Fish Keeping – Maintaining a Healthy Fish TankPetmania Pet Care Advisor
Maintaining a Healthy Fish Tank
Your fish are entirely reliant on you to ensure that the space in which they live is managed to ensure their ongoing health and wellbeing. Maintaining the health of your fish will require a regular water-health care routine which will sustain and support a safe underwater home for your fish. In this blog post we talk a little more about what that entails.
While fish-keeping is an addictive hobby; as with all pets, a healthy fish tank and caring for your fish requires commitment, a little bit of science, and regular cleaning.
Your fish need properly balanced water to remain healthy. This means their water needs to have a stable pH and be free of the harmful toxins (ammonia, nitrite and nitrate) which their waste creates.
- Regular cleaning and the correct filtration system will help to retain this balance
- Clean the gravel weekly using a gravel vacuum
- Remove algae from glass or ornaments using an algae scraper
- Carry out a simple pH test once a week
- Change 20% of the water in your tropical or coldwater tank, or 10% of the saltwater in your marine tank, each week
- Only use water from your tank to wash filter sponge, never tap water
- Never use detergent to clean your tank or ornaments
Introducing New Fish
Any changes to your fish’s habitat will cause changes in the water chemistry which need to be carefully managed. If introducing new fish or plants to your tank, in order to manage the in-tank toxin levels and keep the water safe for your fish, it is important to only add a few new fish at a time; to allow the tank’s bio load to adjust.
Remember also to:
- Test toxin levels before and after introducing new fish or plants
- Always follow correct acclimatisation procedures
When introducing new fish to your fish tank; you will need to allow the fish to acclimatise to its new environment slowly. Because of their sensitivity to pH, specific gravity and changes in water chemistry, marine fish and invertebrates need a slightly different acclimatisation procedure than freshwater fish. By following these simple steps you will be helping your fish to settle into their new home.
- Gently empty the contents of your fish bag (including the fish) into a clean bucket
- Add 1 cup of water from your fish tank directly into the bucket
- Repeat step 2 every ten minutes for an hour
- After an hour, your fish will be ready to be added to your new tank, so using a net, gently place your fish in
- Do not feed your fish on their first day in your tank. Instead, allow them 24 hours to settle in.

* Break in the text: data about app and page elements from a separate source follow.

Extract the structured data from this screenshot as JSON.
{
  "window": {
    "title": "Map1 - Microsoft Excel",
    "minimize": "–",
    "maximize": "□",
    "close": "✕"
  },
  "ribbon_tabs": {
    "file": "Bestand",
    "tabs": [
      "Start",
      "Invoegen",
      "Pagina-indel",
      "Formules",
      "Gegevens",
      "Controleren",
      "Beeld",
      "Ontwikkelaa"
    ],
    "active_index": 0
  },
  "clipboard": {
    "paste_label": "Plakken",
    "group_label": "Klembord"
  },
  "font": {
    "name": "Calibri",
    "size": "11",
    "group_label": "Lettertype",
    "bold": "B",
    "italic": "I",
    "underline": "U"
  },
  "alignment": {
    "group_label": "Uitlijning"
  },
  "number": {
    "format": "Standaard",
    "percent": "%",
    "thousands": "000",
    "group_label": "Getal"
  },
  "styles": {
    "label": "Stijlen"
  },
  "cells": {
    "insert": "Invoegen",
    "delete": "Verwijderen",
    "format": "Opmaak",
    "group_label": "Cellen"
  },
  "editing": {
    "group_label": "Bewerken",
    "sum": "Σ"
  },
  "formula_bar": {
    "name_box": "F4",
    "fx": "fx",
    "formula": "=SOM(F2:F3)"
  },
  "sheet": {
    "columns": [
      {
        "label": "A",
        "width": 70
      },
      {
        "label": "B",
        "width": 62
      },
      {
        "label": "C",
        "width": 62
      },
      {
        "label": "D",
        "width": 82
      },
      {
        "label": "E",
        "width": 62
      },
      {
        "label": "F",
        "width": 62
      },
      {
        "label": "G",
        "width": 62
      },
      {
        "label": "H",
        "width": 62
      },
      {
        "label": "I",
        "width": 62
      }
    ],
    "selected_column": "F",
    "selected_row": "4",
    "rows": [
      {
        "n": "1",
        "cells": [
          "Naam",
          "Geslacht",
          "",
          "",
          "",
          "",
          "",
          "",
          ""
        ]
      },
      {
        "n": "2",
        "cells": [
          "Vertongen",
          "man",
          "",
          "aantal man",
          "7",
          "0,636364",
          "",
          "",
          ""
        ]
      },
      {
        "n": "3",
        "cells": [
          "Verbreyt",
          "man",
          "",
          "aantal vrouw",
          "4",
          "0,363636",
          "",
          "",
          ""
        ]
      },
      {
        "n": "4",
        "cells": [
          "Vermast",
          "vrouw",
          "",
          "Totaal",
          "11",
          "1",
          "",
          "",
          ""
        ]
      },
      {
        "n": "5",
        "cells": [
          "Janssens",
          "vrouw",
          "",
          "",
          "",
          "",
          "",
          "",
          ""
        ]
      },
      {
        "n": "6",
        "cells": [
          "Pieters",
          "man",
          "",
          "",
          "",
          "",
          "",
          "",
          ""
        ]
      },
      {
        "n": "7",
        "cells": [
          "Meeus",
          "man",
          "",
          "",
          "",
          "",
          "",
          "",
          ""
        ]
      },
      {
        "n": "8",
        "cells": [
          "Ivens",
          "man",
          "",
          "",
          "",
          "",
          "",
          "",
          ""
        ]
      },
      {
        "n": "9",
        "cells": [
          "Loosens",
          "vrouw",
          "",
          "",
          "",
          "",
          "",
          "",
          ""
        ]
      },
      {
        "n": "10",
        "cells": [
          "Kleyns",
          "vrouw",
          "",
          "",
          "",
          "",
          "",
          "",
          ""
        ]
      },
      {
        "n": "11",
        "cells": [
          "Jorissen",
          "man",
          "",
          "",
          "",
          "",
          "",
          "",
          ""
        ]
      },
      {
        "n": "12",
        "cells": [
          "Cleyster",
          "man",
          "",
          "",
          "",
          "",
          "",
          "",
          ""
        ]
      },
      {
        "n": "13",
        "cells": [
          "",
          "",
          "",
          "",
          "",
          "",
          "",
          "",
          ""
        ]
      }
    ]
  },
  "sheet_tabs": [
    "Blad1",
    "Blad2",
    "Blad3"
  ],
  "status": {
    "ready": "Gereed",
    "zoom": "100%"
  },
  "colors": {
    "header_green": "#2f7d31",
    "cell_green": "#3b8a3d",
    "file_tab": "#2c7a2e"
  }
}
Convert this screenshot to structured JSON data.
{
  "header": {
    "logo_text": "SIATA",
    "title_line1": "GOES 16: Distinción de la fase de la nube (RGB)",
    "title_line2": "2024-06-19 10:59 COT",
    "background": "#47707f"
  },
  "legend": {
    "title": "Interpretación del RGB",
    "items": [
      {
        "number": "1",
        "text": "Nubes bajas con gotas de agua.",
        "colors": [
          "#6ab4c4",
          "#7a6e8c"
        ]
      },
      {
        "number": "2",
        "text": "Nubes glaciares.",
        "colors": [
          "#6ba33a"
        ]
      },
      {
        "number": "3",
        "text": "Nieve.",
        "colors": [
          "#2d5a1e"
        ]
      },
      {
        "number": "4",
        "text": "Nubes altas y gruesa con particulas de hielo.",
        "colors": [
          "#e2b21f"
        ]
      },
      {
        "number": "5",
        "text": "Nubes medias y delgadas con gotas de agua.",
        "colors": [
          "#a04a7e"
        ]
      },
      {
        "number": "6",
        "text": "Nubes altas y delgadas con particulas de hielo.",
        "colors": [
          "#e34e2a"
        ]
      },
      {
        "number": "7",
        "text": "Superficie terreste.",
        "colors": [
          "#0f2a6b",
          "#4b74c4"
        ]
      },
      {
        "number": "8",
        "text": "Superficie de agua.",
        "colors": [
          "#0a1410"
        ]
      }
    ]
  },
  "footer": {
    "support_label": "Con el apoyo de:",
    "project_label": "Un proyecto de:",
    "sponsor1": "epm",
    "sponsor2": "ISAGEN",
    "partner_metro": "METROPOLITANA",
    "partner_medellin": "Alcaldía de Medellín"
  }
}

Keeping Your Fish Healthy
If you don’t have filter in your goldfish bowl, you should thoroughly clean your fish bowl every week. It is also important to have a net on hand to scoop out feces or leftover food each day, to prevent this waste causing your tank’s pH levels to spike, which will be detrimental to your fish’s health.
How to change the water in your Goldfish Bowl:
- Catch your fish with a small net and place it in a smaller bowl full of room-temperature water from the your fishbowl.
- Empty the original fishbowl into the sink. Catch any rocks or other objects in a strainer.
- Rinse the bowl thoroughly with hot water, scrubbing the sides with a paper towel, if needed.
- Pour out the dirty water, and repeat with more hot water. This will help kill germs and bacteria.
- Clean your bowl using a fish-safe cleaner designed specifically for gold-fish bowls. Never use soap or detergent when washing a fishbowl.
- Rinse the bowl out thoroughly with cold water.
- Run cold water over the objects in the strainer (gravel, plastic plants) until they are clean. After that, return them to the bowl.
- Refill the bowl and let the new water sit for 24 hours to allow the chlorine in the tap water to evaporate and to bring the water to room temperature.
- Now you can return your fish to the bowl, along with the original water that you have kept them in overnight.